The death toll from COVID-19 has soared past 1 million, and that has resulted in grief showing up as anger, annoyance as aggression. Knox says this is caused by a fear of the unknown. Grief doesn’t have to be physical loss; it can be the loss of connection, such as not being able to see family members in nursing homes or having to wave to grandparents from a window.
“There is no time limit to grieving. There is a time limit to living life, though, I’d say to getting back on the bandwagon and trying to enjoy some of this life that you have lacked. —Tiffany Knox
“That’s grief, that disconnection of love that you once had,” Knox says. “And people take that anger that they have.
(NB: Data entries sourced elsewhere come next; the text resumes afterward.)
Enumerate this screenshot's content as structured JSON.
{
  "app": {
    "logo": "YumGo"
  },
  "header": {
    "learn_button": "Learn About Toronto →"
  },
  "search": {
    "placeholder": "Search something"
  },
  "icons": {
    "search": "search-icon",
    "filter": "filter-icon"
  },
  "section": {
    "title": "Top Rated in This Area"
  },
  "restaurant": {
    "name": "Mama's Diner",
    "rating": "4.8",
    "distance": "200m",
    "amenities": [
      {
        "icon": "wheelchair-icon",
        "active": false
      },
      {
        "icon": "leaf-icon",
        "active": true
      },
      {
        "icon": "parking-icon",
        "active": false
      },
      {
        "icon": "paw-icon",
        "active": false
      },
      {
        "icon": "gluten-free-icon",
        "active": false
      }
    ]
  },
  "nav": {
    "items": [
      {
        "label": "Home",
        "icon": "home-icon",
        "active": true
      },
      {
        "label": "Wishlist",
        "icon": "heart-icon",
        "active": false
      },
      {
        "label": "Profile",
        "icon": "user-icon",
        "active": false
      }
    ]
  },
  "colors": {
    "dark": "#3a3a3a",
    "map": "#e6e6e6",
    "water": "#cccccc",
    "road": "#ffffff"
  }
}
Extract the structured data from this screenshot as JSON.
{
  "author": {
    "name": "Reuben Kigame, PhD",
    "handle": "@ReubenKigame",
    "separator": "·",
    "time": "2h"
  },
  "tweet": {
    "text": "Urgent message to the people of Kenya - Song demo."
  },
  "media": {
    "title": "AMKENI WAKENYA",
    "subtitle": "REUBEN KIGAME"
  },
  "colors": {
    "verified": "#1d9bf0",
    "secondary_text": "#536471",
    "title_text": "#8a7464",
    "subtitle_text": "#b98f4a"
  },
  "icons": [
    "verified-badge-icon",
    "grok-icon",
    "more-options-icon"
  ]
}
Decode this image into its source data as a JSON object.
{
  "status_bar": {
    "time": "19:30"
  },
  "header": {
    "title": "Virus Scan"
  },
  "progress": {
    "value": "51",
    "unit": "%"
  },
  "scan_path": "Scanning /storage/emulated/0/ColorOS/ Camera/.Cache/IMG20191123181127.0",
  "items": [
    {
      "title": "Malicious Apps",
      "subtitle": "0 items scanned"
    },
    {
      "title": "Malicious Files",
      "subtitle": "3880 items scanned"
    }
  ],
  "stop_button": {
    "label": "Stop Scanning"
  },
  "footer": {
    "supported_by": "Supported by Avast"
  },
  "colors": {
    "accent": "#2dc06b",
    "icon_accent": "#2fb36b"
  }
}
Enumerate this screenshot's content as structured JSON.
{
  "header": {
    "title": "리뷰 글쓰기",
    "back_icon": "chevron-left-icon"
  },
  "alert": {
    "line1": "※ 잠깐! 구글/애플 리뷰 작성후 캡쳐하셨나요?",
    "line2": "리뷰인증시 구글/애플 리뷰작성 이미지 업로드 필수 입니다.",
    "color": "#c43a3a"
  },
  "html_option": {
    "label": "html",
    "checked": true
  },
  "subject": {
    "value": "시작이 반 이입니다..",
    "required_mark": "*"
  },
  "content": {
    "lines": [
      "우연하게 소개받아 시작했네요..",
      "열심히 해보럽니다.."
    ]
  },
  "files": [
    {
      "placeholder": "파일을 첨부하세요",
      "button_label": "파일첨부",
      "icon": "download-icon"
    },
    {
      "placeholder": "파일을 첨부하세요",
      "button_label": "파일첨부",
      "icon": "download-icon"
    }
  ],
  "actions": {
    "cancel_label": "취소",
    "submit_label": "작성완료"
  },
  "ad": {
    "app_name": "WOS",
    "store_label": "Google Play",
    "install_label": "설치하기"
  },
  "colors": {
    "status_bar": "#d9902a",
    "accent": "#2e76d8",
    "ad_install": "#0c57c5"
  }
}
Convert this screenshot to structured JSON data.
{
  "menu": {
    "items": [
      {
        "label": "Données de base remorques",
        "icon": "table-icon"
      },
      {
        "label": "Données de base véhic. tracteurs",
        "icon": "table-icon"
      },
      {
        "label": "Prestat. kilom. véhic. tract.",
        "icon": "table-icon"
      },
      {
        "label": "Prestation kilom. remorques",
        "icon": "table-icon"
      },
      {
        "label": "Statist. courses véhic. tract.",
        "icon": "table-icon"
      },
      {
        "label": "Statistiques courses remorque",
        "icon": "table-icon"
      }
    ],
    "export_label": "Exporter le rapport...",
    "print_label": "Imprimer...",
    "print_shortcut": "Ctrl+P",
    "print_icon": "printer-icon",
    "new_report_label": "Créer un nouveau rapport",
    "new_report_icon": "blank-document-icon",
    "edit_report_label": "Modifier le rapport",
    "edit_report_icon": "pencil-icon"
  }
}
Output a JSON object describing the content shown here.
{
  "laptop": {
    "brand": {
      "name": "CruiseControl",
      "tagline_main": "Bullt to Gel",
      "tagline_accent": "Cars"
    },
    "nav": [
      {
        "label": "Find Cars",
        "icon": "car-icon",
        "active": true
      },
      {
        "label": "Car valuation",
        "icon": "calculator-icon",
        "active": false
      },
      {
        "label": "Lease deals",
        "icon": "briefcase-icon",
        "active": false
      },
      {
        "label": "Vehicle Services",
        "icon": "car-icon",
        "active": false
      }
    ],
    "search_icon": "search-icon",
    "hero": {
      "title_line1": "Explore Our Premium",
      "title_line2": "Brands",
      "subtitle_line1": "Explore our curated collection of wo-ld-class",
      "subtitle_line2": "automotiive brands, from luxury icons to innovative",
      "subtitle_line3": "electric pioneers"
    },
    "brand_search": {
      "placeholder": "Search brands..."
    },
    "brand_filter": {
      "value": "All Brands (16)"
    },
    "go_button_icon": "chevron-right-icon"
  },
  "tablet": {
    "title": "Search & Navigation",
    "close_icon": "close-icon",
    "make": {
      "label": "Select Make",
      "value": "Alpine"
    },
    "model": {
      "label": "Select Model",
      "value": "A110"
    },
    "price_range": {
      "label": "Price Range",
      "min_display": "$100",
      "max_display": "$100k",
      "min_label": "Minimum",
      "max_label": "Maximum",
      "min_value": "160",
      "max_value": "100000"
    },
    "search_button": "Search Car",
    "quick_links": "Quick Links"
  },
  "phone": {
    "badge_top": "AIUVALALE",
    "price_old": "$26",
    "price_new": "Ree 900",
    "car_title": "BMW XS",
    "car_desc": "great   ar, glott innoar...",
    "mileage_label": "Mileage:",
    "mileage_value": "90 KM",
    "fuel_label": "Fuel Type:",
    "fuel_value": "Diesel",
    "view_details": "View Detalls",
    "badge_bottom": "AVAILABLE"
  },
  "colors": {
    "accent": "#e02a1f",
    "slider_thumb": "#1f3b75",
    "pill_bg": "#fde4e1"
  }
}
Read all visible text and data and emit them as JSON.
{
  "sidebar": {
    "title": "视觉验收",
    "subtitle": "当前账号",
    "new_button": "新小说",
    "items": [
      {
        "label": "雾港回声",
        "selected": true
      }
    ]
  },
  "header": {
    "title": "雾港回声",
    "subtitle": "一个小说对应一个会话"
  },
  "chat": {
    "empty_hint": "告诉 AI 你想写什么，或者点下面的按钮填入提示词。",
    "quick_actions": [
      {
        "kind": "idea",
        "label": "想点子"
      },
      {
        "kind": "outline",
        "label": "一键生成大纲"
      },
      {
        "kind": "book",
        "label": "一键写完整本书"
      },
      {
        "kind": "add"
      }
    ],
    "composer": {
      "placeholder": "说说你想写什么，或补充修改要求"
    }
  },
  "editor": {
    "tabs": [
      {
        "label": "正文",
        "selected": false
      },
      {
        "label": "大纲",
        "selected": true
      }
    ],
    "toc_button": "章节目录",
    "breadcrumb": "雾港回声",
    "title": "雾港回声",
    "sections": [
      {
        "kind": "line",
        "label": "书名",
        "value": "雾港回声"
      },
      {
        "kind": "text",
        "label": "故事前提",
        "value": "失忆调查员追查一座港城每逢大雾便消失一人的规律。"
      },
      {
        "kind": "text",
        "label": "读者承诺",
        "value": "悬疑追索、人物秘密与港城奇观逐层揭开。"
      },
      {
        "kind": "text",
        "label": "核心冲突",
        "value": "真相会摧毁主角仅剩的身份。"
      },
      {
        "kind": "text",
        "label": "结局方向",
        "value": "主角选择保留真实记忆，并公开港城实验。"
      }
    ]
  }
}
They use it when something happens, for instance … when we had the Black Lives Matter [protests]. They took it out in anger that was like grief, the grief that they’ve experienced from having that connection, to be able to connect with people, and to be able to socialize, and everything, the grief of the loss of that.”
Knox says in order to make it through grief, people need to “disconnect to reconnect.” That means sometimes people need to disconnect themselves, for example getting off social media.
“Sometimes you have to do that, and get along quietly to yourself, and reflect, and then come back, because grief takes a lot out of you. … And then once you disconnect yourself, you can reflect, you can come back and you can create you could put out back into the world, you can take the passions or whatever that loved one that left you the memories and all of that good stuff. You can take that as a force and a passion push that to push you forth to create something that wasn’t out there in the world.”
Knox says there are three steps people can take when grieving. First is to acknowledge the right to grieve.
“You have the right to grieve, and acknowledge how you’re feeling,” she says. Next is to internalize it, but that doesn’t mean bury it.
“[It means] to reflect on the great memories that you’ve had of that person, reflect on how you’re feeling deep down inside. Ask yourself, ‘How did that person that affect me?’”
Finally, Knox suggests releasing that feeling and accepting it.
“There is no time limit to grieving,” Knox says. “There is a time limit to living life, though, I’d say to getting back on the bandwagon and trying to enjoy some of this life that you have lacked. There is a time limit to that.”